The tragedy in Oklahoma reminds us that bad things can happen. Keeping our children safe in school is all of our responsibility. Everyone in a school community needs to be at the table in planning since there is a role for everyone in a crisis.
Because no two events will ever be the same, it is essential for school communities to create an emergency preparedness plan that has the flexibility to meet different needs. Certainly, a plan should address steps to prevent crises, but prevention is not enough. Comprehensive emergency preparedness plans incorporate prevention, response, and recovery. In other words, the plan should represent a process that carries a community from anticipating possible crises to managing them.
Emergency preparedness plans recognize that: ...
By Kwok-Sze Wong, Ed.D., Executive Director of the American School Counselor Association (ASCA)
One of my former classmates, who is now a superintendent of a small school district in Pennsylvania, once told me whenever he hires a new teacher, he starts the interview with the same question: “Do you believe in your students?” It seems like a simple question, one that has an obvious answer for educators. But if we look deep enough, I think we’d find that many adults who work with our children on a daily basis don’t truly believe in them.
Numerous studies have shown that there are wide discrepancies between what students believe and what adults believe. A majority of students believe they’ll graduate from high school and go to college, yet many teachers and parents believe their students will not graduate and will not go to college. And this belief drives their actions. Some of my own children’s teachers have made me want to ...

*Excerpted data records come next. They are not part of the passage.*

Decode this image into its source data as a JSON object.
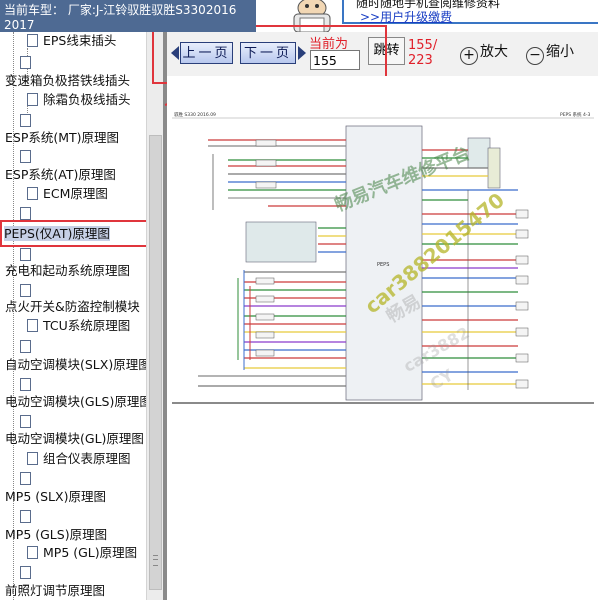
{
  "vehicle_header": {
    "line1": "当前车型： 厂家:J-江铃驭胜驭胜S3302016",
    "line2": "2017"
  },
  "banner": {
    "notice": "随时随地手机查阅维修资料",
    "upgrade_prefix": ">>",
    "upgrade_link": "用户升级缴费"
  },
  "toolbar": {
    "prev_label": "上一页",
    "next_label": "下一页",
    "current_label": "当前为",
    "current_page": "155",
    "goto_label": "跳转",
    "page_total_line1": "155/",
    "page_total_line2": "223",
    "zoom_in_label": "放大",
    "zoom_out_label": "缩小",
    "zoom_in_glyph": "+",
    "zoom_out_glyph": "−"
  },
  "sidebar": {
    "items": [
      {
        "label": "EPS线束插头"
      },
      {
        "label": "变速箱负极搭铁线插头"
      },
      {
        "label": "除霜负极线插头"
      },
      {
        "label": "ESP系统(MT)原理图"
      },
      {
        "label": "ESP系统(AT)原理图"
      },
      {
        "label": "ECM原理图"
      },
      {
        "label": "PEPS(仅AT)原理图"
      },
      {
        "label": "充电和起动系统原理图"
      },
      {
        "label": "点火开关&防盗控制模块"
      },
      {
        "label": "TCU系统原理图"
      },
      {
        "label": "自动空调模块(SLX)原理图"
      },
      {
        "label": "电动空调模块(GLS)原理图"
      },
      {
        "label": "电动空调模块(GL)原理图"
      },
      {
        "label": "组合仪表原理图"
      },
      {
        "label": "MP5 (SLX)原理图"
      },
      {
        "label": "MP5 (GLS)原理图"
      },
      {
        "label": "MP5 (GL)原理图"
      },
      {
        "label": "前照灯调节原理图"
      }
    ]
  },
  "diagram": {
    "header_left": "驭胜 S330 2016.09",
    "header_right": "PEPS 系统 4-3",
    "module_label": "PEPS",
    "watermark_1": "畅易汽车维修平台",
    "watermark_2": "car3882015470",
    "watermark_3": "畅易",
    "watermark_4": "car3882",
    "watermark_5": "CY"
  },
  "colors": {
    "header_bg": "#4e6a93",
    "highlight_red": "#e0353c",
    "selected_bg": "#c6d0e6",
    "button_text": "#0c1a55",
    "accent_red_text": "#e0202a"
  }
}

A VISION FOR GREAT SCHOOLS
On this website, educators, parents and policymakers from coast to coast are sharing what's already working in public schools--and sparking a national conversation about how to make it work for children in every school. Join the conversation!